If it really is that easy to turn it around, how much did the Italian actually do? And, in general, how much does a manager actually do in the modern game? Where does responsibility for success and failure really lie?

One pronounced theme throughout the aftermath of Ranieri’s sacking has been that the Leicester squad should have been grateful to the manager, with the undercurrent that he was fired despite one of the greatest managerial achievements in history.

None of this is to say that the club could have won the title without Ranieri or that it is not sad one of the key figures had to go but, to be blunt, this was not really one of those transformative managerial feats like Bill Shankly or Sir Matt Busby creating the modern Liverpool or Manchester United. It was managerial alchemy like Brian Clough with Nottingham Forest.


Leicester’s title offering one of the greatest stories in football history does not necessarily mean it was one of the great managerial achievements.

The true key to the tale, and just one reason why it was so statistically improbable, was that it required hundreds of different elements going right at exactly the same time. When you properly lay it out, it makes the story all the more incredible. Before anything, there was the run they were on from the previous season, the way the team suddenly fitted together so well and the existing structures - as well as the expertise of someone like Steve Walsh - coming up with a player like N’Golo Kante.

Then there were so many players enjoying the season of their lives, at the same time that so many wealthier clubs endured massive drop-offs. Leicester were suddenly on a roll with no-one really testing their nerve by putting them under proper run-in pressure, and all of their key players generally staying clear of injury and suspension. Any time it did look like there might be a wobble, then, they got the bounces of the ball.

On top of all that, of course, was Ranieri. Through his charm, easy manner and tactical experience, it is possible that he was actually the ideal figure to oversee all of this; that he simply had the easy-going but still hard-edged personality to steer a structure already moving in the right direction. He was, in that way, vital.

The point, however, is that he was just one of many very important parts rather than a more overarching boss in the way someone like Mauricio Pochettino or Jose Mourinho is, let alone patriarchal figures like Sir Alex Ferguson or Arsène Wenger.

Those parts stopped connecting and working together in the way they used to, so something needed to change. Ranieri was just the part easiest to change. That was emotionally sad but, taking everything into account, it was the rational decision.

It has also raised all manner of arguments about the dispensability of managers and a quick hire-and-fire-em culture but is this not the rational way to run any club? That managers should be dispensable?

Ranieri will be fondly remembered by Leicester's support despite his painful departure (Getty)

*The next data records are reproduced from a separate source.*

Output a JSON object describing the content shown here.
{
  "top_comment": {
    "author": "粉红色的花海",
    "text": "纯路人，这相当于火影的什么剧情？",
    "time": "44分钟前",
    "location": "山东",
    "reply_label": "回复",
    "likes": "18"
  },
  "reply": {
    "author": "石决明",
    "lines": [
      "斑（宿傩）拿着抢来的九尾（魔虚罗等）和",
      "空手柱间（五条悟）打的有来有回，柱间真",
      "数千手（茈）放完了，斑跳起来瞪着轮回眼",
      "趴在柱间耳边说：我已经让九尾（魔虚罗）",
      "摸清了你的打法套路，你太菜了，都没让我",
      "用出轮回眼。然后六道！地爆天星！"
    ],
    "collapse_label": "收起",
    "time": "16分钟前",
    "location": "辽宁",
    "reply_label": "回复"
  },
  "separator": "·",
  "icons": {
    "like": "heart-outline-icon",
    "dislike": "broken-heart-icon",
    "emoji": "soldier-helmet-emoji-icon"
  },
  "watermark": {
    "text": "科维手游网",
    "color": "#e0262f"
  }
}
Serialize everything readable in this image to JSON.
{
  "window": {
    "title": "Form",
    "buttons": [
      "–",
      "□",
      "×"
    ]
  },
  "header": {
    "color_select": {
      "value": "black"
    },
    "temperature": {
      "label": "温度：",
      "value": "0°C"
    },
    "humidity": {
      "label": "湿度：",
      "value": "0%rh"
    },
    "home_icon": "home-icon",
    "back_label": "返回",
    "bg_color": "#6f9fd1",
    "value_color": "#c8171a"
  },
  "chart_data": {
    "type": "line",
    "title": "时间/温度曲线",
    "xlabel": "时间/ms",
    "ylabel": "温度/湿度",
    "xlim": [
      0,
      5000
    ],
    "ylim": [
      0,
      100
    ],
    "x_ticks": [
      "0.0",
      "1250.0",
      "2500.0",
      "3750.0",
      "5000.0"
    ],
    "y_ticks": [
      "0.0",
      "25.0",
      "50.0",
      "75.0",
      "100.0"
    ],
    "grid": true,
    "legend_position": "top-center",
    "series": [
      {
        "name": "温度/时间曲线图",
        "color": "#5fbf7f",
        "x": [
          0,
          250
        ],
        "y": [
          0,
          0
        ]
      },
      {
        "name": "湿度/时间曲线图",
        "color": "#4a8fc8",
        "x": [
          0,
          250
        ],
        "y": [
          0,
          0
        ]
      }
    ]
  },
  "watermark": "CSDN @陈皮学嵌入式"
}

The days of entrusting your entire club culture and approach to the personal whims of one man now seem so antiquated, and prone to cyclical failure and upheaval, given it’s impossible to predict whether you’ll end up with a Ferguson or a Wenger.

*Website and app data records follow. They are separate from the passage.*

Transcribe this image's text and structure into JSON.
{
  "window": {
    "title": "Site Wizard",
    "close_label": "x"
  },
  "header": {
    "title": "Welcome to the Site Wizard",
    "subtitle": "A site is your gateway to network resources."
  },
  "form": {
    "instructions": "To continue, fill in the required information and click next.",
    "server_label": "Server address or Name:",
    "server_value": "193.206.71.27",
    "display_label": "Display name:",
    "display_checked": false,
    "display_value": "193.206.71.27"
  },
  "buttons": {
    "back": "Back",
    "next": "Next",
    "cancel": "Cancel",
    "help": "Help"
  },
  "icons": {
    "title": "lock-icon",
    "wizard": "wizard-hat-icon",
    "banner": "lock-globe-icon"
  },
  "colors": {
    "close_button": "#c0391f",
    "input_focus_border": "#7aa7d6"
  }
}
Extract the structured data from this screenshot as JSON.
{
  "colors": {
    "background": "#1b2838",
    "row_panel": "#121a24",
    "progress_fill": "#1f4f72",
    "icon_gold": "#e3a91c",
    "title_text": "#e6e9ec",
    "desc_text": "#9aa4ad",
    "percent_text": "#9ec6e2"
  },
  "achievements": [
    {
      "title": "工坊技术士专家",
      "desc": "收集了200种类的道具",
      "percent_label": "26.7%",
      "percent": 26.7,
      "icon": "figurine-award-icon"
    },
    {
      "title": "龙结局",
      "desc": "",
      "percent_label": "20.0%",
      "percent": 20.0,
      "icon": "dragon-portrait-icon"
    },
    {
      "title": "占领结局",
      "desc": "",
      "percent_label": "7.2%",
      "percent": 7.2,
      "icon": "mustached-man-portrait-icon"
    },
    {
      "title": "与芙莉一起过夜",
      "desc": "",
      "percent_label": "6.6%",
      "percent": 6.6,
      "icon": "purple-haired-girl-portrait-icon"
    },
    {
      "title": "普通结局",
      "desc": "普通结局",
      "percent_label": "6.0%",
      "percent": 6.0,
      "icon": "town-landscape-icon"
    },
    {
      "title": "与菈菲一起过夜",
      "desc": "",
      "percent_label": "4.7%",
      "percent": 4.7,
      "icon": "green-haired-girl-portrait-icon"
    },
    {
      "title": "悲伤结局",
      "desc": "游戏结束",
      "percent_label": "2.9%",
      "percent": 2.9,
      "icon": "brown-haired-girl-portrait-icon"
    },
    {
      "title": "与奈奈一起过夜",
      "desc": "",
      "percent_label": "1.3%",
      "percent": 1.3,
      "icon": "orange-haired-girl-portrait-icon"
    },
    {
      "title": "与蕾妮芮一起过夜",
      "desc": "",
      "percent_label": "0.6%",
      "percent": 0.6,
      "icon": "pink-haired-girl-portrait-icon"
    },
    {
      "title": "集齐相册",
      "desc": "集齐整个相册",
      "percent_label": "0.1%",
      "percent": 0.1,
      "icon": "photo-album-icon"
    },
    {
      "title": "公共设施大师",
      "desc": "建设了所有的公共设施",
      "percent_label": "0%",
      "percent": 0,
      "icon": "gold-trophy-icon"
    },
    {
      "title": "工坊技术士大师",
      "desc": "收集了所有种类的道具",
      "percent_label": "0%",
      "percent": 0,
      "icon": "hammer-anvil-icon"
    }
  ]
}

It surely makes much more sense for a modern institution to build up a structure based on the right guiding ideals rather than a handful of figures who just happen to be the right people at that exact time. The latter, of course, can change. What should be unchangeable, however, is a club being able to weather bad results or personnel leaving - like, for example, Southampton and Sevilla have specialised in.

This doesn’t mean managers aren’t important or recede in relevance. Clearly, clubs should still go for the best people and, as with any job, some will just do it better than ever. Even the right manager in that kind of structure can still be completely transformative.

It’s just that it’s probably much better when clubs are in a situation where, when they do achieve something, it is actually harder to draw the distinctive line between what the manager did and how much was down to what was already there.

That feels like it was the case at Leicester last season. Whether it was true could be definitively proved over the next few weeks.